If you have to manually enter time for each employee, this puts a huge workload on your HR/payroll department. With an already complex set of union and state-specific rules to account for in payroll, you want all the time savings you can get.
However, imagine if employees are able to track their own time in a system that automatically accounts for that data when processing payroll. With this kind of solution, time spent manually accounting for things like overtime, local union wage rules, fringe benefits, and deductions decreases dramatically, saving precious labor hours.
Automate Your Process With Union-Specialized Payroll Software
It’s imperative to manage union information and payroll with an HCM solution that can handle that level of complexity. Even if you use some form of robust payroll software, it won’t have the same functionality and reliability as an HCM with many of these union-specific calculations built into the payroll process.
It’s important to know how your payroll process works, but knowing every single detail and managing those details during every payroll cycle is needlessly complicated. It also requires a lot of work, and if done manually, can be incredibly prone to error. Instead, you need something that can account for all of the different variations in your payroll process created by a CBA and make those calculations automatically.

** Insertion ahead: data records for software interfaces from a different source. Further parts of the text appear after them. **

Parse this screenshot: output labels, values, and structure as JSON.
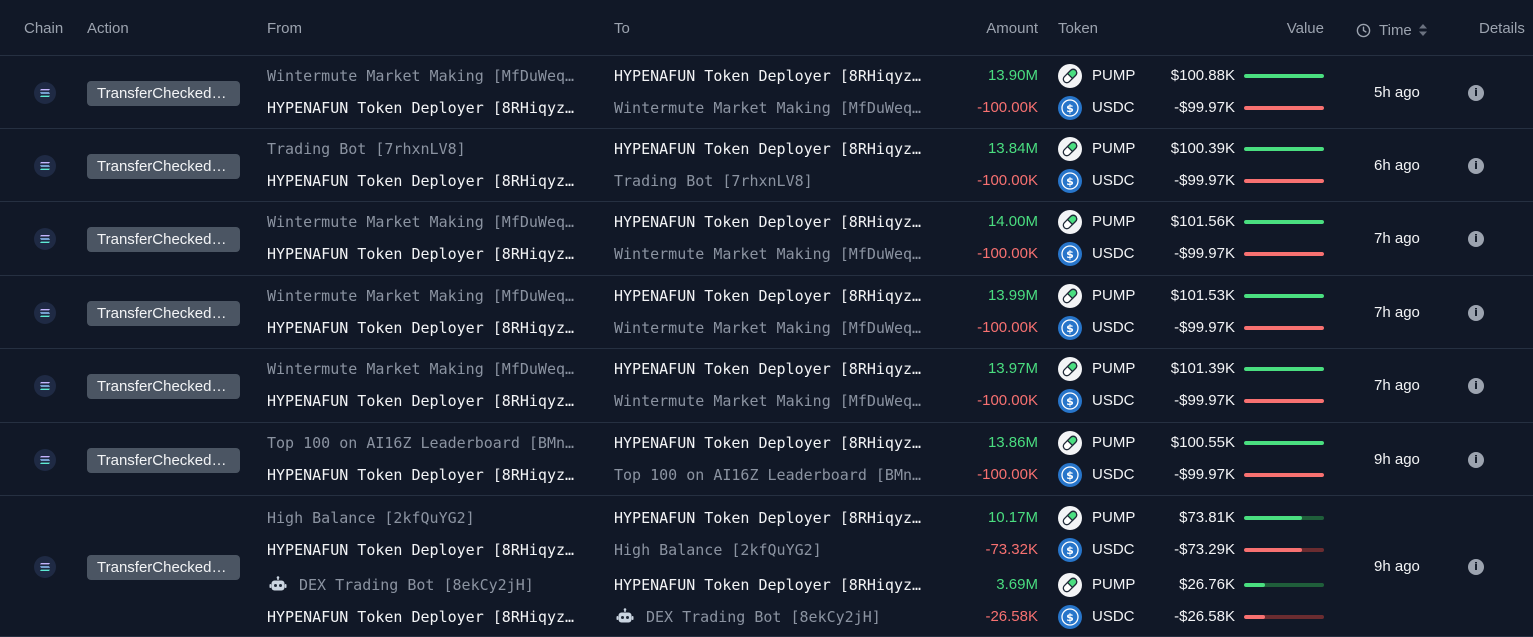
{
  "header": {
    "chain": "Chain",
    "action": "Action",
    "from": "From",
    "to": "To",
    "amount": "Amount",
    "token": "Token",
    "value": "Value",
    "time": "Time",
    "details": "Details"
  },
  "colors": {
    "background": "#111827",
    "positive": "#4ade80",
    "negative": "#f87171",
    "badge": "#4b5563",
    "usdc": "#2775ca"
  },
  "icons": {
    "chain": "solana-icon",
    "pump": "pump-pill-icon",
    "usdc": "usdc-icon",
    "bot": "robot-icon",
    "info": "info-icon",
    "time": "clock-icon",
    "sort": "sort-icon"
  },
  "rows": [
    {
      "action": "TransferChecked…",
      "time": "5h ago",
      "transfers": [
        {
          "from": "Wintermute Market Making [MfDuWeq…",
          "to": "HYPENAFUN Token Deployer [8RHiqyz…",
          "amount": "13.90M",
          "token": "PUMP",
          "value": "$100.88K",
          "bar": 1.0
        },
        {
          "from": "HYPENAFUN Token Deployer [8RHiqyz…",
          "to": "Wintermute Market Making [MfDuWeq…",
          "amount": "-100.00K",
          "token": "USDC",
          "value": "-$99.97K",
          "bar": 1.0
        }
      ]
    },
    {
      "action": "TransferChecked…",
      "time": "6h ago",
      "transfers": [
        {
          "from": "Trading Bot [7rhxnLV8]",
          "to": "HYPENAFUN Token Deployer [8RHiqyz…",
          "amount": "13.84M",
          "token": "PUMP",
          "value": "$100.39K",
          "bar": 1.0
        },
        {
          "from": "HYPENAFUN Token Deployer [8RHiqyz…",
          "to": "Trading Bot [7rhxnLV8]",
          "amount": "-100.00K",
          "token": "USDC",
          "value": "-$99.97K",
          "bar": 1.0
        }
      ]
    },
    {
      "action": "TransferChecked…",
      "time": "7h ago",
      "transfers": [
        {
          "from": "Wintermute Market Making [MfDuWeq…",
          "to": "HYPENAFUN Token Deployer [8RHiqyz…",
          "amount": "14.00M",
          "token": "PUMP",
          "value": "$101.56K",
          "bar": 1.0
        },
        {
          "from": "HYPENAFUN Token Deployer [8RHiqyz…",
          "to": "Wintermute Market Making [MfDuWeq…",
          "amount": "-100.00K",
          "token": "USDC",
          "value": "-$99.97K",
          "bar": 1.0
        }
      ]
    },
    {
      "action": "TransferChecked…",
      "time": "7h ago",
      "transfers": [
        {
          "from": "Wintermute Market Making [MfDuWeq…",
          "to": "HYPENAFUN Token Deployer [8RHiqyz…",
          "amount": "13.99M",
          "token": "PUMP",
          "value": "$101.53K",
          "bar": 1.0
        },
        {
          "from": "HYPENAFUN Token Deployer [8RHiqyz…",
          "to": "Wintermute Market Making [MfDuWeq…",
          "amount": "-100.00K",
          "token": "USDC",
          "value": "-$99.97K",
          "bar": 1.0
        }
      ]
    },
    {
      "action": "TransferChecked…",
      "time": "7h ago",
      "transfers": [
        {
          "from": "Wintermute Market Making [MfDuWeq…",
          "to": "HYPENAFUN Token Deployer [8RHiqyz…",
          "amount": "13.97M",
          "token": "PUMP",
          "value": "$101.39K",
          "bar": 1.0
        },
        {
          "from": "HYPENAFUN Token Deployer [8RHiqyz…",
          "to": "Wintermute Market Making [MfDuWeq…",
          "amount": "-100.00K",
          "token": "USDC",
          "value": "-$99.97K",
          "bar": 1.0
        }
      ]
    },
    {
      "action": "TransferChecked…",
      "time": "9h ago",
      "transfers": [
        {
          "from": "Top 100 on AI16Z Leaderboard [BMn…",
          "to": "HYPENAFUN Token Deployer [8RHiqyz…",
          "amount": "13.86M",
          "token": "PUMP",
          "value": "$100.55K",
          "bar": 1.0
        },
        {
          "from": "HYPENAFUN Token Deployer [8RHiqyz…",
          "to": "Top 100 on AI16Z Leaderboard [BMn…",
          "amount": "-100.00K",
          "token": "USDC",
          "value": "-$99.97K",
          "bar": 1.0
        }
      ]
    },
    {
      "action": "TransferChecked…",
      "time": "9h ago",
      "transfers": [
        {
          "from": "High Balance [2kfQuYG2]",
          "to": "HYPENAFUN Token Deployer [8RHiqyz…",
          "amount": "10.17M",
          "token": "PUMP",
          "value": "$73.81K",
          "bar": 0.73
        },
        {
          "from": "HYPENAFUN Token Deployer [8RHiqyz…",
          "to": "High Balance [2kfQuYG2]",
          "amount": "-73.32K",
          "token": "USDC",
          "value": "-$73.29K",
          "bar": 0.73
        },
        {
          "from": "DEX Trading Bot [8ekCy2jH]",
          "from_bot": true,
          "to": "HYPENAFUN Token Deployer [8RHiqyz…",
          "amount": "3.69M",
          "token": "PUMP",
          "value": "$26.76K",
          "bar": 0.26
        },
        {
          "from": "HYPENAFUN Token Deployer [8RHiqyz…",
          "to": "DEX Trading Bot [8ekCy2jH]",
          "to_bot": true,
          "amount": "-26.58K",
          "token": "USDC",
          "value": "-$26.58K",
          "bar": 0.26
        }
      ]
    }
  ]
}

No matter your industry, union-specialized payroll software makes it’s easy to execute changes across groups of employees without needing to go into every profile individually. You can set up the rules of each CBA ahead of time, setting rates and custom logic for specific rules, so that each employee is automatically paid correctly each payroll cycle. You can then make changes at a more basic level to apply automatically to all future pay periods.

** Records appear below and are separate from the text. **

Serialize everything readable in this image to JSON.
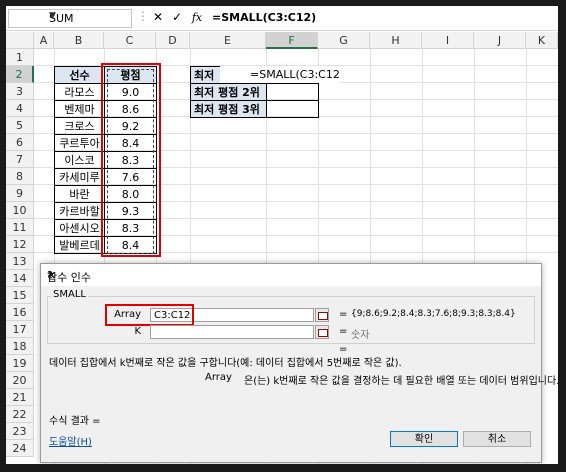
{
  "formula_bar": {
    "name_box": "SUM",
    "cancel_glyph": "✕",
    "enter_glyph": "✓",
    "fx_label": "fx",
    "formula": "=SMALL(C3:C12)"
  },
  "columns": [
    "A",
    "B",
    "C",
    "D",
    "E",
    "F",
    "G",
    "H",
    "I",
    "J",
    "K"
  ],
  "rows": [
    "1",
    "2",
    "3",
    "4",
    "5",
    "6",
    "7",
    "8",
    "9",
    "10",
    "11",
    "12",
    "13",
    "14",
    "15",
    "16",
    "17",
    "18",
    "19",
    "20",
    "21",
    "22",
    "23",
    "24"
  ],
  "table": {
    "header_player": "선수",
    "header_score": "평점",
    "players": [
      "라모스",
      "벤제마",
      "크로스",
      "쿠르투아",
      "이스코",
      "카세미루",
      "바란",
      "카르바할",
      "아센시오",
      "발베르데"
    ],
    "scores": [
      "9.0",
      "8.6",
      "9.2",
      "8.4",
      "8.3",
      "7.6",
      "8.0",
      "9.3",
      "8.3",
      "8.4"
    ]
  },
  "side_table": {
    "labels": [
      "최저",
      "최저 평점 2위",
      "최저 평점 3위"
    ],
    "editing_formula": "=SMALL(C3:C12)"
  },
  "dialog": {
    "title": "함수 인수",
    "help_glyph": "?",
    "close_glyph": "✕",
    "function_name": "SMALL",
    "arg1_label": "Array",
    "arg1_value": "C3:C12",
    "arg1_result": "{9;8.6;9.2;8.4;8.3;7.6;8;9.3;8.3;8.4}",
    "arg2_label": "K",
    "arg2_value": "",
    "arg2_result": "숫자",
    "equals": "=",
    "description": "데이터 집합에서 k번째로 작은 값을 구합니다(예: 데이터 집합에서 5번째로 작은 값).",
    "arg_desc_name": "Array",
    "arg_desc": "은(는) k번째로 작은 값을 결정하는 데 필요한 배열 또는 데이터 범위입니다.",
    "result_label": "수식 결과 =",
    "help_link": "도움말(H)",
    "ok": "확인",
    "cancel": "취소"
  }
}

Criterion helps automate the complexity of running multi-state, multi-union payroll with various CBA-related rules. It starts with the ability to create custom employee profiles that feature different aspects of their position (including union memberships). This information transfers smoothly into your payroll process to account for employees working in different states with varying union agreements and labor laws.

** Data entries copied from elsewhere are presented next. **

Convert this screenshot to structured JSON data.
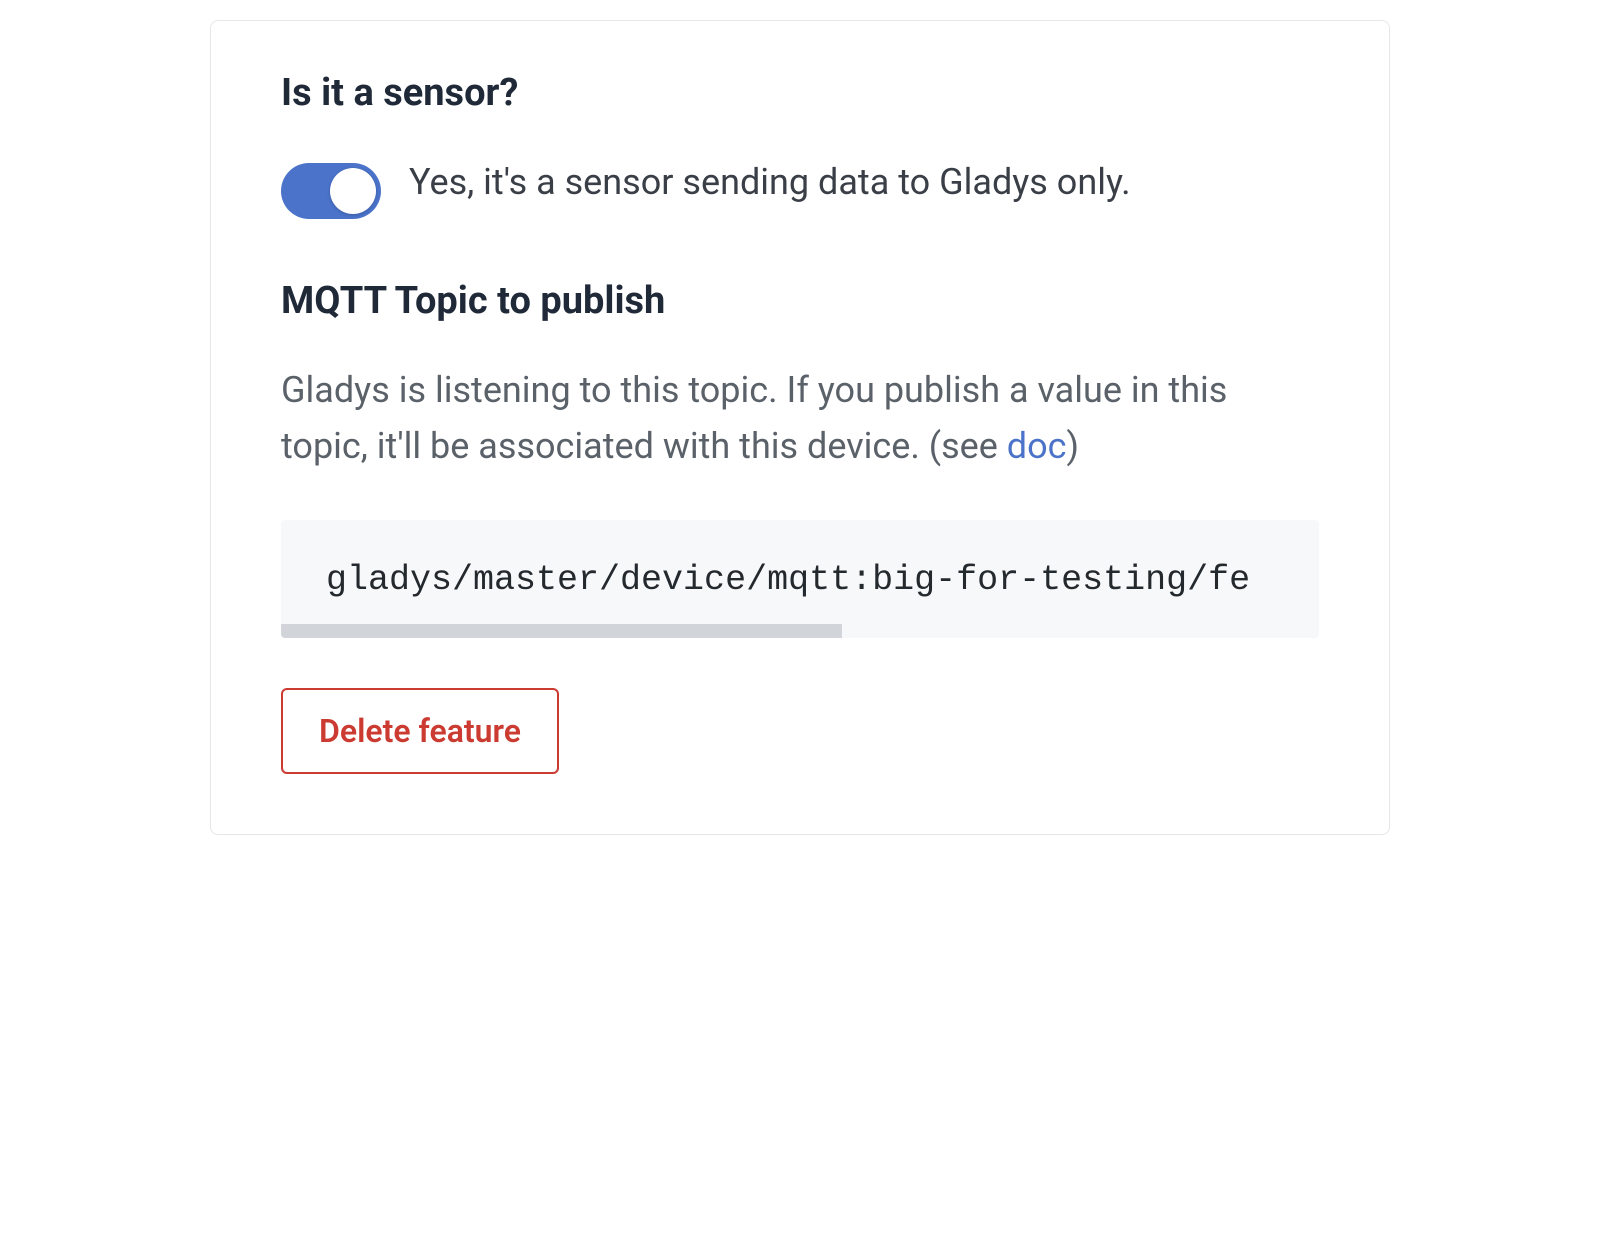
{
  "sensor_section": {
    "heading": "Is it a sensor?",
    "toggle_on": true,
    "toggle_label": "Yes, it's a sensor sending data to Gladys only."
  },
  "mqtt_section": {
    "heading": "MQTT Topic to publish",
    "description_pre": "Gladys is listening to this topic. If you publish a value in this topic, it'll be associated with this device. (see ",
    "doc_link_text": "doc",
    "description_post": ")",
    "topic_value": "gladys/master/device/mqtt:big-for-testing/fe"
  },
  "actions": {
    "delete_label": "Delete feature"
  },
  "colors": {
    "accent": "#4a73c9",
    "danger": "#cc3b32",
    "code_bg": "#f6f8fa"
  }
}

Criterion streamlines that payroll process to ensure you remain compliant with all regulations — with zero payment delays. This reduces errors and saves time, allowing you to focus on the more critical aspects of your business. The platform is also easily customizable, so you can implement new changes to policies, reconfigure processes, and generate reports with the click of a button.
Keeping track of union information, especially as it relates to payroll, can be incredibly complex. Different states and unions have different rules regarding pay, labor hours, and additional compensation that can affect your payroll process in ways you might not realize at first. These rules may even change by time of year.
No matter what your approach to payroll, you don’t want to be struggling to update your system when union negotiations are underway. You don’t want to worry about whether or not your team or your legacy software can handle this new complexity when a strike is staring you in the face. To remain agile in the midst of significant changes like these, you’ll need to be equipped with software that can handle the most complex payroll challenges.
That’s where our strengths lie. Criterion HCM is designed to handle the details of union membership and collective bargaining agreements for you. Using Criterion’s HR and Payroll modules, you can automate your payroll process for different employees according to union regulations, even across multiple states and countries. Our software has many calculations related to prevailing wage and related rules built in, so you don’t have to worry about doing the math right. Plus, you can easily make adjustments and customizations to suit any need and generate custom reports for labor costs, benefits, and much more.
Make sure your payroll process remains in full compliance with any agreements — with zero delays. Book a demo with Criterion today to see how it works.